Author(s): M. Sobral, S. Montenegro, G. Gunkel, A. M. L. Barros, J. Aureliano

The monitoring of water quality is one of the environmental management instruments established by the Brazilian Environmental Policy. The objective of the presented article is to show the evolution during the last 20 years of the water quality monitoring system for the Ipojuca river basin, located in Pernambuco´s State. The Ipojuca river is situated in the semiarid and coastal zones of Pernambuco state. The dominant impacts on water quality of the river are domestic sewage input in the upper catchment and sugar cane cultivation and processing in the lower catchment. Long-term monitoring data was used to demonstrate the impact of sewage discharge on the river’s self-purification capacity due the use of stillage (wastewater from cane processing) for fertilization and irrigation (fertigation). Contamination is done by a bio-alcohol factory with annexed sugar cane cultivation. The river’s main ecological problems are water heating, acidification, increased turbidity, oxygen imbalance, and increased coliform bacteria levels. The monitoring system should be improved aiming its effective use as a decision support tool and popular participation in the environmental control practices and water resources management. It is concluded that to overcome the deficiencies, it is necessary to consolidate the participation of society into organizations which take part in the environmental control, as well as the implementation of water agencies and the water price, which will give the basic structure to improve the environmental conditions of the river basin.

Challenges in Geographic Information System and Erosion Model Application in Watershed Management: The Bohol Watershed, Philippines
Author(s): H. J. Bavor, I. C. Genson-Torrefranca

The use of geographic information system and erosion model techniques in land management assessment in the Upper Inabanga Watershed, Philippines is presented. The WEPP (Water Erosion Prediction Project) erosion model was applied to assess erosion at watershed and farm-scale levels. Erosion was predicted using simulated conventional and, alternatively, conservation-oriented agriculture practices, in terms of on -site and off-site effects of the agricultural practices. From instrumented trial hillslopes, sediment yield decreased from 32.8 t·ha-1 to 12.8 t·ha-1 under conventional farming to conservation-oriented practices, respectively. At the watershed level under current land use, this was translated into a decrease in sediment discharge from 11.9 t·ha-1 to 10 t·ha- 1. With land use change in which 58% of the watershed area was allocated to agriculture cultivation, conservation oriented practices decreased sediment discharges from 32.1 t·ha-1 to 3.9 t·ha-1. The WEPP event-by-event output showed the temporal variation of soil loss over the simulation period. The study gives valuable insight to understanding erosion processes at different scales and conservation planning within watersheds. The study concludes that simulation and prediction of erosion under a wide range of scenarios and identification of specific locations of erosion prone areas is valuable for decision-making purposes and for designing conservation strategies.

The Climate Change and Groundwater Regimes in Finland
Author(s): Risto Mäkinen, Mirjam Orvomaa, Noora Veijalainen and Inese Huttunen

The boreal climate zone, in which Finland is situated, causes four seasons: cold winters, cool springs, short summers, and wet autumns.

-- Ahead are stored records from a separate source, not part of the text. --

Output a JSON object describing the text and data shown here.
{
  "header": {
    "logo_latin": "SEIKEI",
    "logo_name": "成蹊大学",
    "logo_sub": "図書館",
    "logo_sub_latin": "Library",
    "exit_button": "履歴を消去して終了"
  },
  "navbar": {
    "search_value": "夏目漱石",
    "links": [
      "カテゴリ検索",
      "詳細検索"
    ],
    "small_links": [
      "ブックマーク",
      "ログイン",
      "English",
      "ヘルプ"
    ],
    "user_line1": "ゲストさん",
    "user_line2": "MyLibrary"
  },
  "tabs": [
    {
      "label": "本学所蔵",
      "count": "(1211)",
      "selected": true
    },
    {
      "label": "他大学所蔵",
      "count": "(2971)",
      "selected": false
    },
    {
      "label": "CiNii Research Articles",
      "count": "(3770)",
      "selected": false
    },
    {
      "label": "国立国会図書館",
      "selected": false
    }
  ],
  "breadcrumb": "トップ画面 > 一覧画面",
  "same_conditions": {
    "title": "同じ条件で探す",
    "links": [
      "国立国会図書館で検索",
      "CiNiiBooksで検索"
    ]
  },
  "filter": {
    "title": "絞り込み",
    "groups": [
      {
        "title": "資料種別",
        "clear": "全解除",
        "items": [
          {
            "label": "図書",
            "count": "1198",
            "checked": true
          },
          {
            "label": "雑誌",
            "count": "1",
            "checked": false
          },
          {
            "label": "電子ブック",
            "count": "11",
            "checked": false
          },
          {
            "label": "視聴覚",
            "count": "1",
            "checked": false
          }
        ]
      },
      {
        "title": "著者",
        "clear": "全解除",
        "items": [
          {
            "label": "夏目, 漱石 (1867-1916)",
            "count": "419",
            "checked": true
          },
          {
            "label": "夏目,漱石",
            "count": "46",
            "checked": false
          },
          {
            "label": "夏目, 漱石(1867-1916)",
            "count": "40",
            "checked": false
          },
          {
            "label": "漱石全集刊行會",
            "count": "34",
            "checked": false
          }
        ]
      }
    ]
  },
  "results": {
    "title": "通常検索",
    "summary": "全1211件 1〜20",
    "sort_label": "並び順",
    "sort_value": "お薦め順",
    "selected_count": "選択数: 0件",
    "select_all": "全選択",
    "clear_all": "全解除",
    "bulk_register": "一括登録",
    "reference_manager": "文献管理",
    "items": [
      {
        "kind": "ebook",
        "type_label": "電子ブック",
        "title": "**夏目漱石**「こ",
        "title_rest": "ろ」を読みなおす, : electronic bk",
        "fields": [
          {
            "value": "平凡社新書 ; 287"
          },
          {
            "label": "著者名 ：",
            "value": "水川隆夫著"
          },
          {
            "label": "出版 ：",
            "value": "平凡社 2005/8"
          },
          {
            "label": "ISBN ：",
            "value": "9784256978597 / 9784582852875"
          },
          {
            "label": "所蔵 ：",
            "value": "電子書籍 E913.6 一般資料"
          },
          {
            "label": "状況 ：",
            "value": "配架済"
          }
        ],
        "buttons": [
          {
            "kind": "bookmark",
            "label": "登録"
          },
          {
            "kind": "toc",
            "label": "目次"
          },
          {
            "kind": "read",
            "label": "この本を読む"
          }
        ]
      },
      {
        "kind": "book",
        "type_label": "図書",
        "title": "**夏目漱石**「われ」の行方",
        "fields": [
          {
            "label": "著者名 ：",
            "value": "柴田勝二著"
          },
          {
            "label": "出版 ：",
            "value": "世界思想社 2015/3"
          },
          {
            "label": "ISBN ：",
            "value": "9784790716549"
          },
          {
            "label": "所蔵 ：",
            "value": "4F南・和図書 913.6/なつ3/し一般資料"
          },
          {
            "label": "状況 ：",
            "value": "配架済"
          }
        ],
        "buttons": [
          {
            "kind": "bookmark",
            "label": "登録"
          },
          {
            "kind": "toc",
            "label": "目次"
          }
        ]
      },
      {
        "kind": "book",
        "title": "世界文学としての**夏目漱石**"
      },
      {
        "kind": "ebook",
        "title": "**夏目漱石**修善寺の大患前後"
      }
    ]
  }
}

The aquifers are shallow and residence times are from a few months to a few years. The groundwater levels increase or decrease according to season changes. The annual cycle depends on the groundwater regime. The analysis of the years 1974-2007 indicates that the groundwater regimes have slightly moved northwards. The climate change scenarios for temperature and precipitation together with the Watershed Simulation and Forecast-ing System project that this trend will continue. The prognosis is, that winters will shorten, and the summer periods will become longer and warmer. Dryness will increase during summertime while wetness will increase during wintertime. It is possible that in the future there will only be two sea-sons: wet winters and dry summers.